These independent, top legal minds and forensic experts are deemed necessary as some critics feel that that the ANC’s integrity commission lacks, uh, integrity and the committee falls short when it comes to the required sort of legal expertise. In the meantime, “audited” lists of members accused of corruption and other serious crimes, as well those of businesspeople and public figures linked to the party, are to be drawn up for consideration by the ANC’s top six.
Secretary-general Ace Magashule’s office will then be tasked with collating these reports before deciding on how best to proceed. According to the newspaper, Magashule may also “appoint a team of ANC cadres to examine independently with the relevant authorities any outstanding criminal charges or criminal convictions of any of the above comrades”.
What could possibly go wrong? It is an excellent plan. Magashule is no slouch when it comes to independent, top legal minds and forensic experts, and his hands-on experience of corruption, carefully nurtured during the years as Free State premier, places him in good stead here.
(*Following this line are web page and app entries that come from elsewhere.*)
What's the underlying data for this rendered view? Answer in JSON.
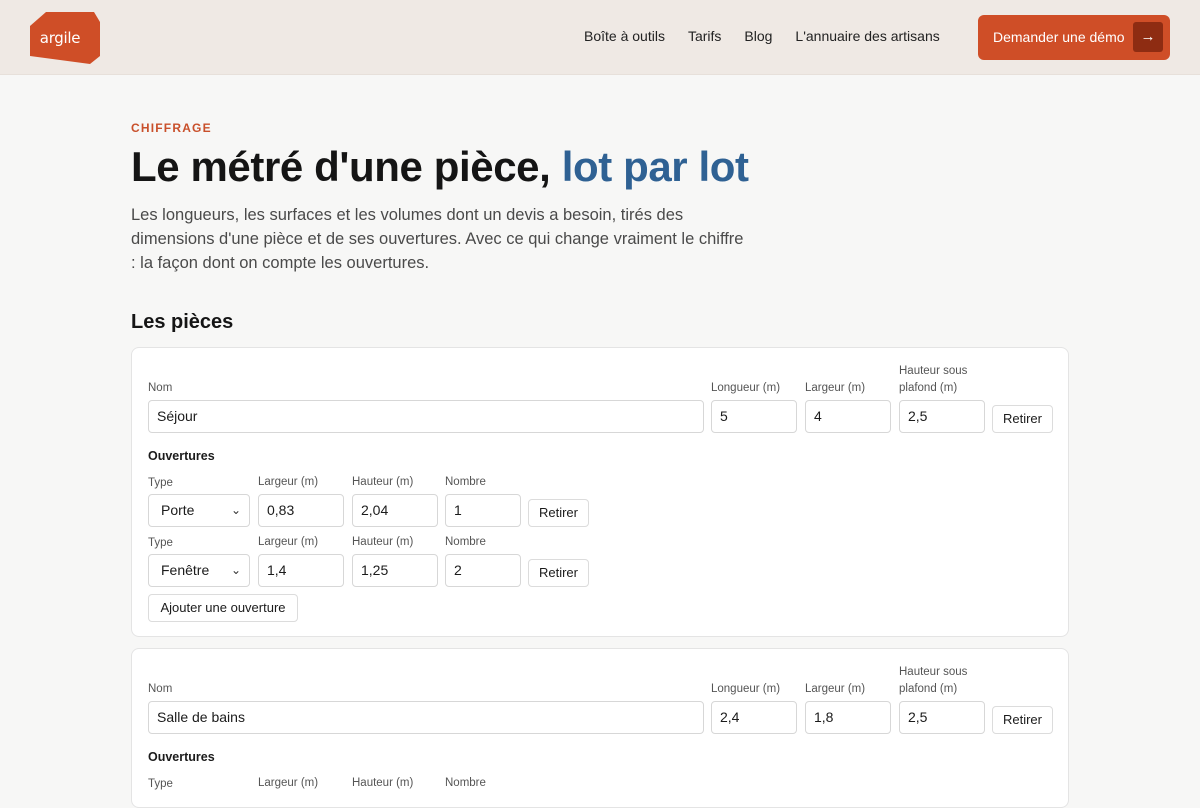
{
  "header": {
    "logo_text": "argile",
    "nav": [
      "Boîte à outils",
      "Tarifs",
      "Blog",
      "L'annuaire des artisans"
    ],
    "cta_label": "Demander une démo",
    "cta_arrow": "→",
    "brand_color": "#cf4e27"
  },
  "hero": {
    "eyebrow": "CHIFFRAGE",
    "title_main": "Le métré d'une pièce,",
    "title_accent": "lot par lot",
    "lead": "Les longueurs, les surfaces et les volumes dont un devis a besoin, tirés des dimensions d'une pièce et de ses ouvertures. Avec ce qui change vraiment le chiffre : la façon dont on compte les ouvertures."
  },
  "section_title": "Les pièces",
  "labels": {
    "name": "Nom",
    "length": "Longueur (m)",
    "width": "Largeur (m)",
    "height": "Hauteur sous plafond (m)",
    "remove": "Retirer",
    "openings": "Ouvertures",
    "type": "Type",
    "op_width": "Largeur (m)",
    "op_height": "Hauteur (m)",
    "count": "Nombre",
    "add_opening": "Ajouter une ouverture"
  },
  "rooms": [
    {
      "name": "Séjour",
      "length": "5",
      "width": "4",
      "height": "2,5",
      "openings": [
        {
          "type": "Porte",
          "width": "0,83",
          "height": "2,04",
          "count": "1"
        },
        {
          "type": "Fenêtre",
          "width": "1,4",
          "height": "1,25",
          "count": "2"
        }
      ]
    },
    {
      "name": "Salle de bains",
      "length": "2,4",
      "width": "1,8",
      "height": "2,5",
      "openings": []
    }
  ]
}
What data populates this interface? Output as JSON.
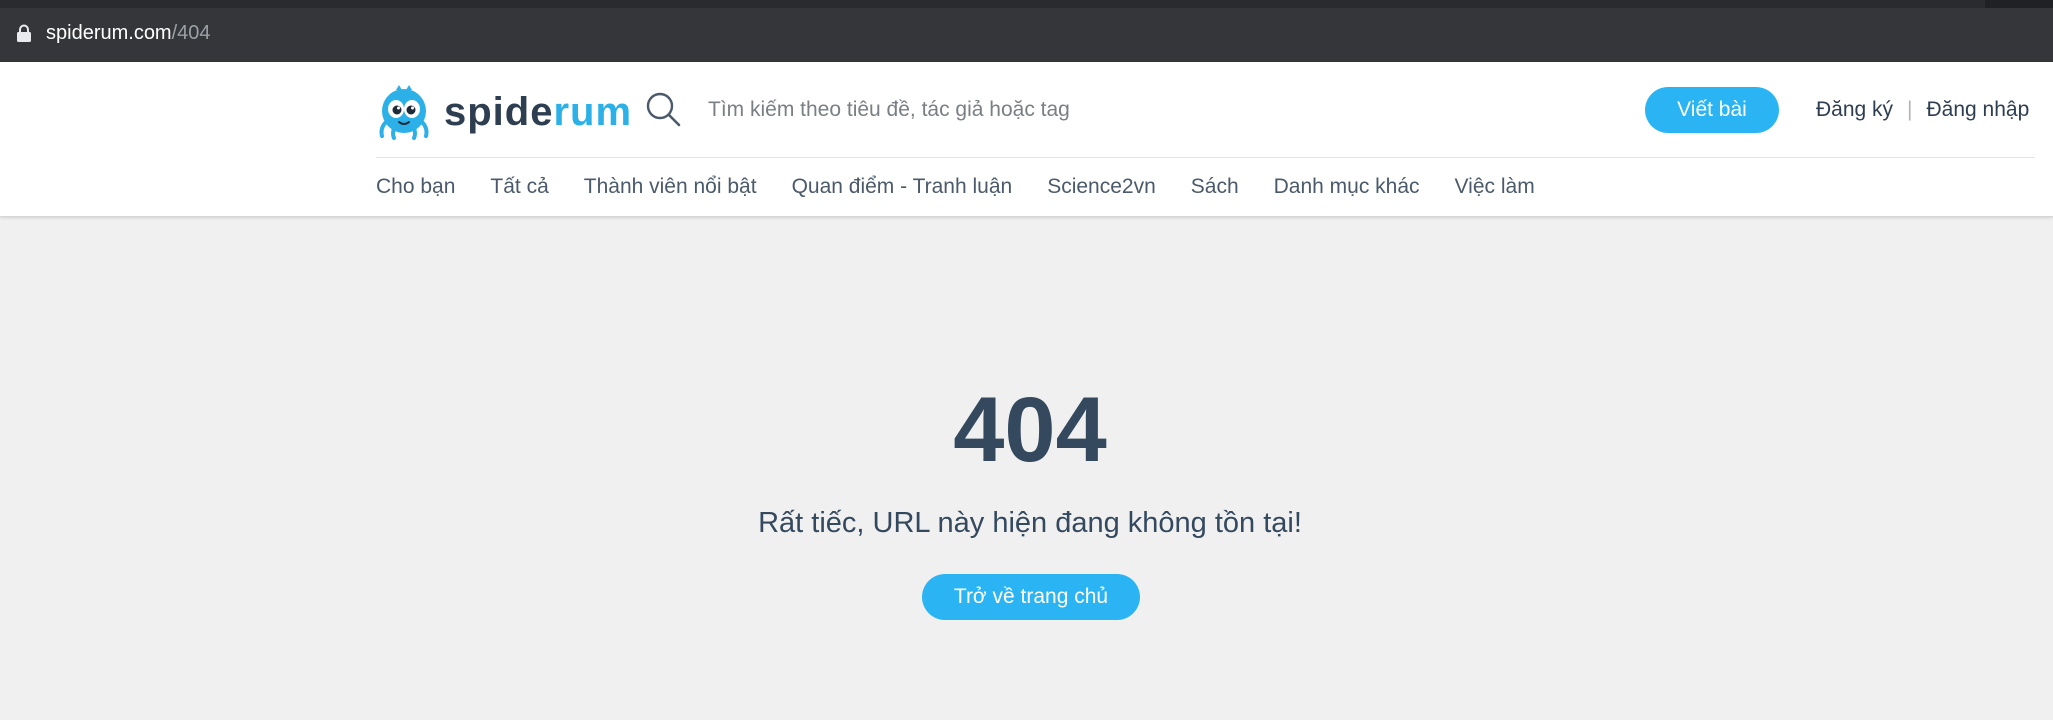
{
  "browser": {
    "url_host": "spiderum.com",
    "url_path": "/404"
  },
  "header": {
    "logo": {
      "text_dark": "spide",
      "text_accent": "rum"
    },
    "search": {
      "placeholder": "Tìm kiếm theo tiêu đề, tác giả hoặc tag"
    },
    "write_button": "Viết bài",
    "register_link": "Đăng ký",
    "separator": "|",
    "login_link": "Đăng nhập",
    "nav": [
      {
        "label": "Cho bạn"
      },
      {
        "label": "Tất cả"
      },
      {
        "label": "Thành viên nổi bật"
      },
      {
        "label": "Quan điểm - Tranh luận"
      },
      {
        "label": "Science2vn"
      },
      {
        "label": "Sách"
      },
      {
        "label": "Danh mục khác"
      },
      {
        "label": "Việc làm"
      }
    ]
  },
  "error": {
    "code": "404",
    "message": "Rất tiếc, URL này hiện đang không tồn tại!",
    "home_button": "Trở về trang chủ"
  },
  "colors": {
    "accent": "#2ab4f3",
    "text_dark": "#34495e",
    "background": "#f0f0f0",
    "browser_bar": "#35363a"
  },
  "icons": {
    "lock": "lock-icon",
    "search": "search-icon",
    "mascot": "spider-mascot-icon"
  }
}
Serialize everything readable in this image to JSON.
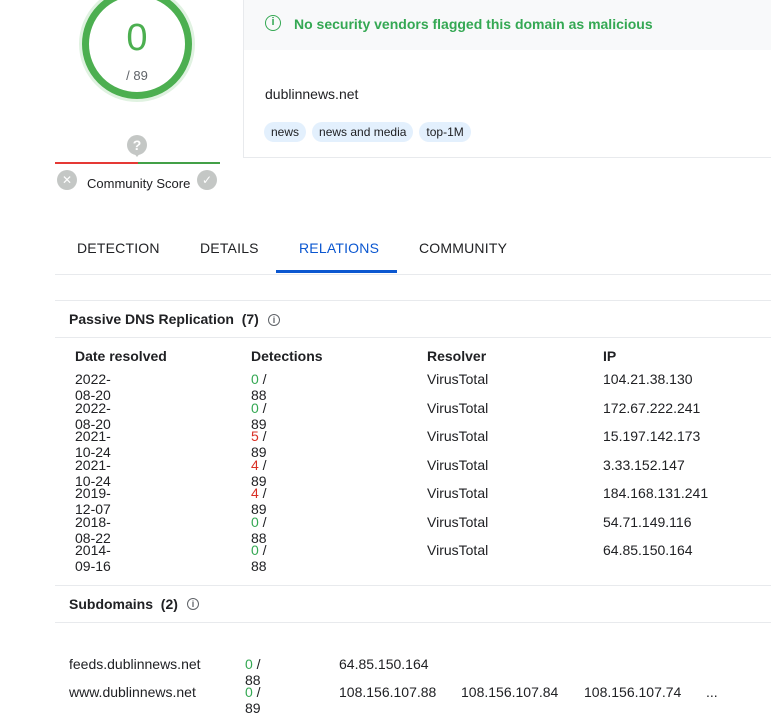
{
  "score": {
    "detections": "0",
    "total": "/ 89"
  },
  "community": {
    "label": "Community Score",
    "question": "?",
    "down_icon": "✕",
    "up_icon": "✓"
  },
  "banner": {
    "icon": "i",
    "message": "No security vendors flagged this domain as malicious"
  },
  "domain": "dublinnews.net",
  "tags": [
    "news",
    "news and media",
    "top-1M"
  ],
  "tabs": [
    {
      "label": "DETECTION"
    },
    {
      "label": "DETAILS"
    },
    {
      "label": "RELATIONS"
    },
    {
      "label": "COMMUNITY"
    }
  ],
  "active_tab": "RELATIONS",
  "passive_dns": {
    "title": "Passive DNS Replication",
    "count": "(7)",
    "columns": [
      "Date resolved",
      "Detections",
      "Resolver",
      "IP"
    ],
    "rows": [
      {
        "date": "2022-08-20",
        "det": "0",
        "total": " / 88",
        "resolver": "VirusTotal",
        "ip": "104.21.38.130"
      },
      {
        "date": "2022-08-20",
        "det": "0",
        "total": " / 89",
        "resolver": "VirusTotal",
        "ip": "172.67.222.241"
      },
      {
        "date": "2021-10-24",
        "det": "5",
        "total": " / 89",
        "resolver": "VirusTotal",
        "ip": "15.197.142.173"
      },
      {
        "date": "2021-10-24",
        "det": "4",
        "total": " / 89",
        "resolver": "VirusTotal",
        "ip": "3.33.152.147"
      },
      {
        "date": "2019-12-07",
        "det": "4",
        "total": " / 89",
        "resolver": "VirusTotal",
        "ip": "184.168.131.241"
      },
      {
        "date": "2018-08-22",
        "det": "0",
        "total": " / 88",
        "resolver": "VirusTotal",
        "ip": "54.71.149.116"
      },
      {
        "date": "2014-09-16",
        "det": "0",
        "total": " / 88",
        "resolver": "VirusTotal",
        "ip": "64.85.150.164"
      }
    ]
  },
  "subdomains": {
    "title": "Subdomains",
    "count": "(2)",
    "rows": [
      {
        "name": "feeds.dublinnews.net",
        "det": "0",
        "total": " / 88",
        "ips": [
          "64.85.150.164"
        ],
        "more": ""
      },
      {
        "name": "www.dublinnews.net",
        "det": "0",
        "total": " / 89",
        "ips": [
          "108.156.107.88",
          "108.156.107.84",
          "108.156.107.74"
        ],
        "more": "..."
      }
    ]
  },
  "colors": {
    "good": "#34a853",
    "bad": "#d93025",
    "accent": "#0b57d0"
  }
}
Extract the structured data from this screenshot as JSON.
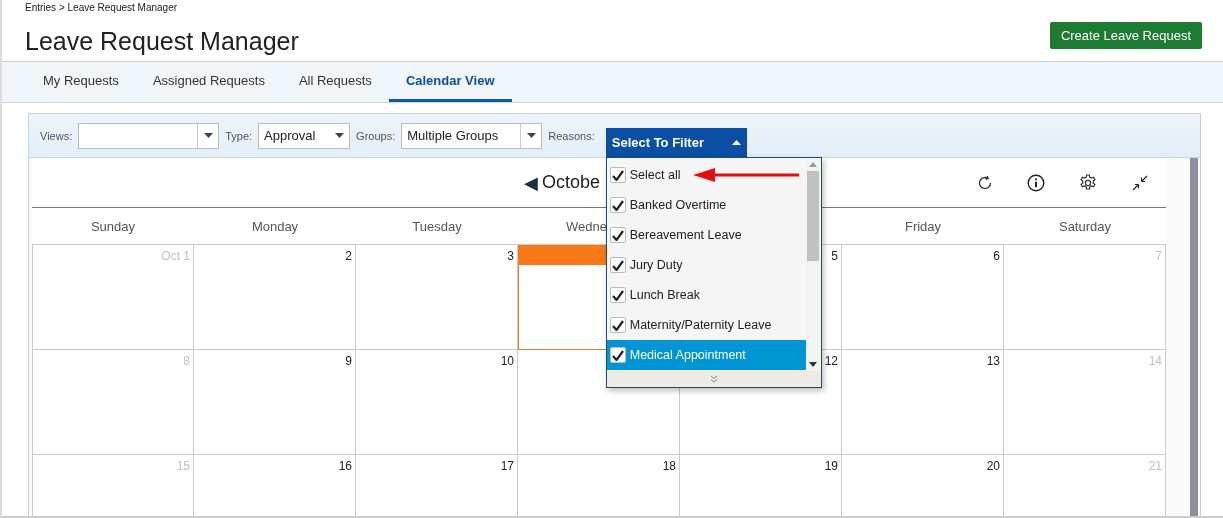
{
  "breadcrumb": "Entries > Leave Request Manager",
  "title": "Leave Request Manager",
  "create_button": "Create Leave Request",
  "tabs": [
    {
      "label": "My Requests",
      "selected": false
    },
    {
      "label": "Assigned Requests",
      "selected": false
    },
    {
      "label": "All Requests",
      "selected": false
    },
    {
      "label": "Calendar View",
      "selected": true
    }
  ],
  "filters": [
    {
      "label": "Views:"
    },
    {
      "label": "Type:",
      "value": "Approval"
    },
    {
      "label": "Groups:",
      "value": "Multiple Groups"
    }
  ],
  "reasons": {
    "label": "Reasons:",
    "button": "Select To Filter",
    "expanded": true,
    "options": [
      {
        "label": "Select all",
        "checked": true,
        "selected": false
      },
      {
        "label": "Banked Overtime",
        "checked": true,
        "selected": false
      },
      {
        "label": "Bereavement Leave",
        "checked": true,
        "selected": false
      },
      {
        "label": "Jury Duty",
        "checked": true,
        "selected": false
      },
      {
        "label": "Lunch Break",
        "checked": true,
        "selected": false
      },
      {
        "label": "Maternity/Paternity Leave",
        "checked": true,
        "selected": false
      },
      {
        "label": "Medical Appointment",
        "checked": true,
        "selected": true
      }
    ]
  },
  "calendar": {
    "prev": "◀",
    "month": "Octobe",
    "weekdays": [
      {
        "label": "Sunday"
      },
      {
        "label": "Monday"
      },
      {
        "label": "Tuesday"
      },
      {
        "label": "Wedne"
      },
      {
        "label": "Friday"
      },
      {
        "label": "Saturday"
      }
    ],
    "weeks": [
      [
        {
          "label": "Oct 1",
          "muted": true,
          "today": false
        },
        {
          "label": "2",
          "muted": false,
          "today": false
        },
        {
          "label": "3",
          "muted": false,
          "today": false
        },
        {
          "today": true
        },
        {
          "label": "5",
          "muted": false,
          "today": false
        },
        {
          "label": "6",
          "muted": false,
          "today": false
        },
        {
          "label": "7",
          "muted": true,
          "today": false
        }
      ],
      [
        {
          "label": "8",
          "muted": true,
          "today": false
        },
        {
          "label": "9",
          "muted": false,
          "today": false
        },
        {
          "label": "10",
          "muted": false,
          "today": false
        },
        {
          "today": false
        },
        {
          "label": "12",
          "muted": false,
          "today": false
        },
        {
          "label": "13",
          "muted": false,
          "today": false
        },
        {
          "label": "14",
          "muted": true,
          "today": false
        }
      ],
      [
        {
          "label": "15",
          "muted": true,
          "today": false
        },
        {
          "label": "16",
          "muted": false,
          "today": false
        },
        {
          "label": "17",
          "muted": false,
          "today": false
        },
        {
          "label": "18",
          "muted": false,
          "today": false
        },
        {
          "label": "19",
          "muted": false,
          "today": false
        },
        {
          "label": "20",
          "muted": false,
          "today": false
        },
        {
          "label": "21",
          "muted": true,
          "today": false
        }
      ]
    ]
  }
}
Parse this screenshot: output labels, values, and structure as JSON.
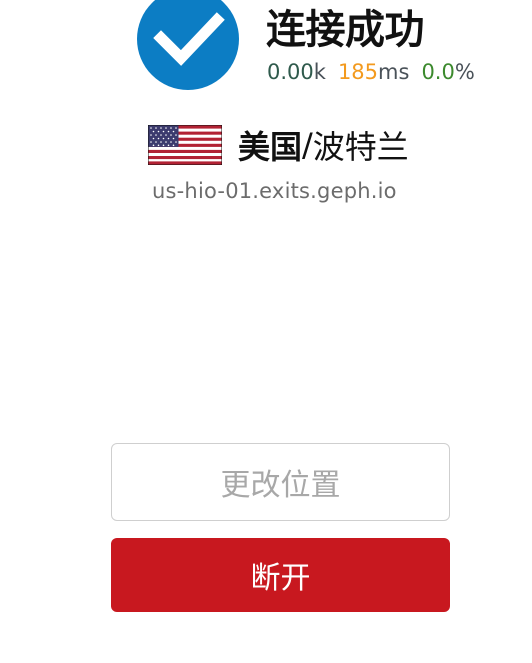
{
  "status": {
    "title": "连接成功",
    "icon": "check-circle-icon",
    "color": "#0c7dc4"
  },
  "stats": {
    "bandwidth_value": "0.00",
    "bandwidth_unit": "k",
    "latency_value": "185",
    "latency_unit": "ms",
    "loss_value": "0.0",
    "loss_unit": "%"
  },
  "location": {
    "flag": "us-flag-icon",
    "country": "美国",
    "separator": "/",
    "city": "波特兰",
    "hostname": "us-hio-01.exits.geph.io"
  },
  "actions": {
    "change_label": "更改位置",
    "disconnect_label": "断开"
  },
  "colors": {
    "accent": "#0c7dc4",
    "disconnect": "#c8181f",
    "latency": "#f39a1e",
    "loss": "#3c8a2e",
    "bandwidth": "#2f5a4c"
  }
}
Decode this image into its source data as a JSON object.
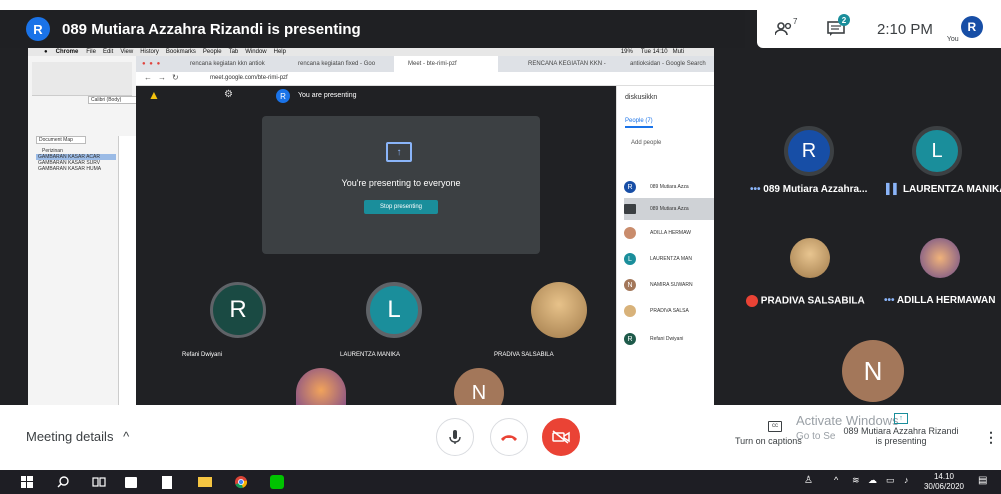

As my old friend, journalist and filmmaker Chris du Plessis puts it, “And it is with pride that we have decided to appoint Mr Jeffrey Dahmer as head of the new commission to investigate cannibalism.”
Peri peri wild geese
Have gun, will travel? Searching for a Simon Mann-type African adventure? Itchy trigger finger in need of scratching? Look no further. Opportunity is knocking. The French oil giant, Total, this week signed a security agreement with the Mozambican government to protect the corporation’s $23-billion liquified natural gas project in Cabo Delgado from attack by extremists.
In terms of the pact, Total will provide “logistical support” — splodges of wonga — for a new joint task force that will guarantee protection of the company’s planned onshore plant and its operations in the country’s northernmost province. Total's facility, one of the biggest single investment projects in Africa, is located 60 kilometres to the north of Mocimboa da Praia, the strategic port that was recently captured by militants said to be aligned with Islamic State.
Cabo Delgado has been the scene of a jihadist insurgency since 2017 that has killed more than 1 500 people and displaced 250 000 others. Mozambique’s armed forces appear unable to halt the attacks. Our defence minister, meanwhile, has made vague rumbling sounds to the effect that there are plans in place to deal with the increased insurgency. No details of these plans have been released.
South African involvement in the conflict has to date come from the Dyck Advisory Group, a private security company that has reportedly been mounting aerial attacks on the jihadists. Much more needs to be done. Notices of employment opportunities may or may not be found in the classified columns of Soldier of Fortune magazine.